START Given data
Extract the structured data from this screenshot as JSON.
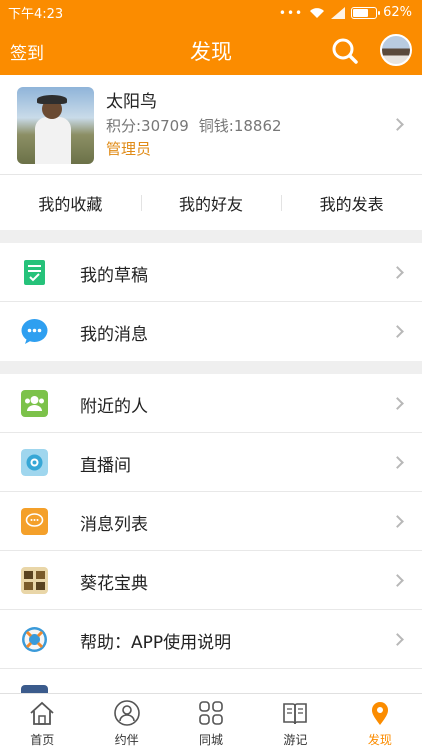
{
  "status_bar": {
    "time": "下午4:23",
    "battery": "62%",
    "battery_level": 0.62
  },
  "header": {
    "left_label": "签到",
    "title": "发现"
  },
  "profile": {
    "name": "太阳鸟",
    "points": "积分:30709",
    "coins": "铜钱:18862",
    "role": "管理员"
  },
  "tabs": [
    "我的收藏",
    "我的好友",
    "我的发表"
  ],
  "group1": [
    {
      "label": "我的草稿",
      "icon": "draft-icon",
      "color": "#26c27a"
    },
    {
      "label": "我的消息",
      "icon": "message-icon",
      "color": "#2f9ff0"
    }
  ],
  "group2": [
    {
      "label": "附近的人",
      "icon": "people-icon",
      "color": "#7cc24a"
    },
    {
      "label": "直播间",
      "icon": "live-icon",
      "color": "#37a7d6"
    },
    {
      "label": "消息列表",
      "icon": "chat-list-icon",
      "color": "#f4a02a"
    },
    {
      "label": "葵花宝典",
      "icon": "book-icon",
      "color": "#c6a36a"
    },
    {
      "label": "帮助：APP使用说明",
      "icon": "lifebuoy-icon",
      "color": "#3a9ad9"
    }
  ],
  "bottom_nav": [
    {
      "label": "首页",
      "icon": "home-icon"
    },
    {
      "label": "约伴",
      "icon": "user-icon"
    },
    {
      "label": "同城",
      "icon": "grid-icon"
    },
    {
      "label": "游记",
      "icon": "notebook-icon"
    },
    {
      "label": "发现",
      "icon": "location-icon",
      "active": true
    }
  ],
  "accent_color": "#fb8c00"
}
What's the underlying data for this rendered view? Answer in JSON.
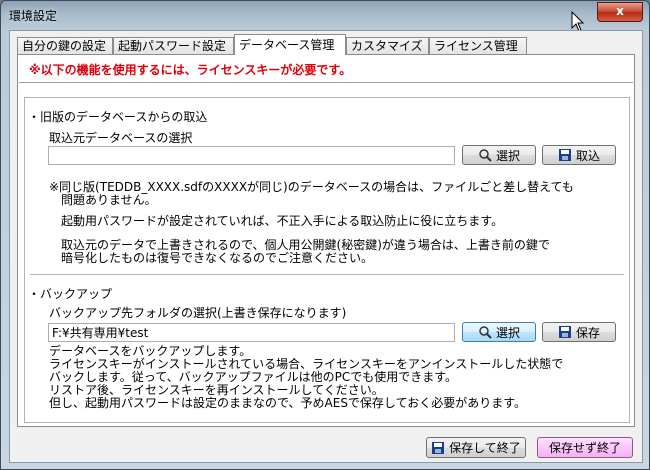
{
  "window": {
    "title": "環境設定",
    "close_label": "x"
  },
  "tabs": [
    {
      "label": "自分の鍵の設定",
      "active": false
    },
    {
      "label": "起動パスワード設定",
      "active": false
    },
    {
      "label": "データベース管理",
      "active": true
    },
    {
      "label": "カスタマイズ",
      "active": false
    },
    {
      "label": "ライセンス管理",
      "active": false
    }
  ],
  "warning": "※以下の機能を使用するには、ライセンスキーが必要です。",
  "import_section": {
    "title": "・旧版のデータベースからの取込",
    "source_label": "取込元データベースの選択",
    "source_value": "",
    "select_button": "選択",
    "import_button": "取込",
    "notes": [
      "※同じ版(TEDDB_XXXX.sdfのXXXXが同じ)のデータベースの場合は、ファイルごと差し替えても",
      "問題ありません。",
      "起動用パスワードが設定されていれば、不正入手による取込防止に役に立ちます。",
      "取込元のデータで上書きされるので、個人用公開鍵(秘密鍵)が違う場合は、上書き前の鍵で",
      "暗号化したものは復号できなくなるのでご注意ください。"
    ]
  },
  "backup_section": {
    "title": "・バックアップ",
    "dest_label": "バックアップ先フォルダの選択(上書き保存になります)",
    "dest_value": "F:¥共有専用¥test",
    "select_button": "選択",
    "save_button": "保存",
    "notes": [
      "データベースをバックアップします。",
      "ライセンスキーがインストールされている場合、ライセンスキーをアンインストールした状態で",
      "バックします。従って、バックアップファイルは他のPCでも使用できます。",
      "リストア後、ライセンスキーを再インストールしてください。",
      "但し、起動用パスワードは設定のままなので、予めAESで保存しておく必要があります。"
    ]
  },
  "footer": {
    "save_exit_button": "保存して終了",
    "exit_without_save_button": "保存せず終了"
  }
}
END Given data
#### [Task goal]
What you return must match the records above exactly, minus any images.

#### [Expected answer]
Extract the structured data from this screenshot as JSON.
{
  "status_bar": {
    "time": "下午4:23",
    "battery": "62%",
    "battery_level": 0.62
  },
  "header": {
    "left_label": "签到",
    "title": "发现"
  },
  "profile": {
    "name": "太阳鸟",
    "points": "积分:30709",
    "coins": "铜钱:18862",
    "role": "管理员"
  },
  "tabs": [
    "我的收藏",
    "我的好友",
    "我的发表"
  ],
  "group1": [
    {
      "label": "我的草稿",
      "icon": "draft-icon",
      "color": "#26c27a"
    },
    {
      "label": "我的消息",
      "icon": "message-icon",
      "color": "#2f9ff0"
    }
  ],
  "group2": [
    {
      "label": "附近的人",
      "icon": "people-icon",
      "color": "#7cc24a"
    },
    {
      "label": "直播间",
      "icon": "live-icon",
      "color": "#37a7d6"
    },
    {
      "label": "消息列表",
      "icon": "chat-list-icon",
      "color": "#f4a02a"
    },
    {
      "label": "葵花宝典",
      "icon": "book-icon",
      "color": "#c6a36a"
    },
    {
      "label": "帮助：APP使用说明",
      "icon": "lifebuoy-icon",
      "color": "#3a9ad9"
    }
  ],
  "bottom_nav": [
    {
      "label": "首页",
      "icon": "home-icon"
    },
    {
      "label": "约伴",
      "icon": "user-icon"
    },
    {
      "label": "同城",
      "icon": "grid-icon"
    },
    {
      "label": "游记",
      "icon": "notebook-icon"
    },
    {
      "label": "发现",
      "icon": "location-icon",
      "active": true
    }
  ],
  "accent_color": "#fb8c00"
}
What's the underlying data for this rendered view? Answer in JSON.
{
  "window": {
    "title": "環境設定",
    "close_label": "x"
  },
  "tabs": [
    {
      "label": "自分の鍵の設定",
      "active": false
    },
    {
      "label": "起動パスワード設定",
      "active": false
    },
    {
      "label": "データベース管理",
      "active": true
    },
    {
      "label": "カスタマイズ",
      "active": false
    },
    {
      "label": "ライセンス管理",
      "active": false
    }
  ],
  "warning": "※以下の機能を使用するには、ライセンスキーが必要です。",
  "import_section": {
    "title": "・旧版のデータベースからの取込",
    "source_label": "取込元データベースの選択",
    "source_value": "",
    "select_button": "選択",
    "import_button": "取込",
    "notes": [
      "※同じ版(TEDDB_XXXX.sdfのXXXXが同じ)のデータベースの場合は、ファイルごと差し替えても",
      "問題ありません。",
      "起動用パスワードが設定されていれば、不正入手による取込防止に役に立ちます。",
      "取込元のデータで上書きされるので、個人用公開鍵(秘密鍵)が違う場合は、上書き前の鍵で",
      "暗号化したものは復号できなくなるのでご注意ください。"
    ]
  },
  "backup_section": {
    "title": "・バックアップ",
    "dest_label": "バックアップ先フォルダの選択(上書き保存になります)",
    "dest_value": "F:¥共有専用¥test",
    "select_button": "選択",
    "save_button": "保存",
    "notes": [
      "データベースをバックアップします。",
      "ライセンスキーがインストールされている場合、ライセンスキーをアンインストールした状態で",
      "バックします。従って、バックアップファイルは他のPCでも使用できます。",
      "リストア後、ライセンスキーを再インストールしてください。",
      "但し、起動用パスワードは設定のままなので、予めAESで保存しておく必要があります。"
    ]
  },
  "footer": {
    "save_exit_button": "保存して終了",
    "exit_without_save_button": "保存せず終了"
  }
}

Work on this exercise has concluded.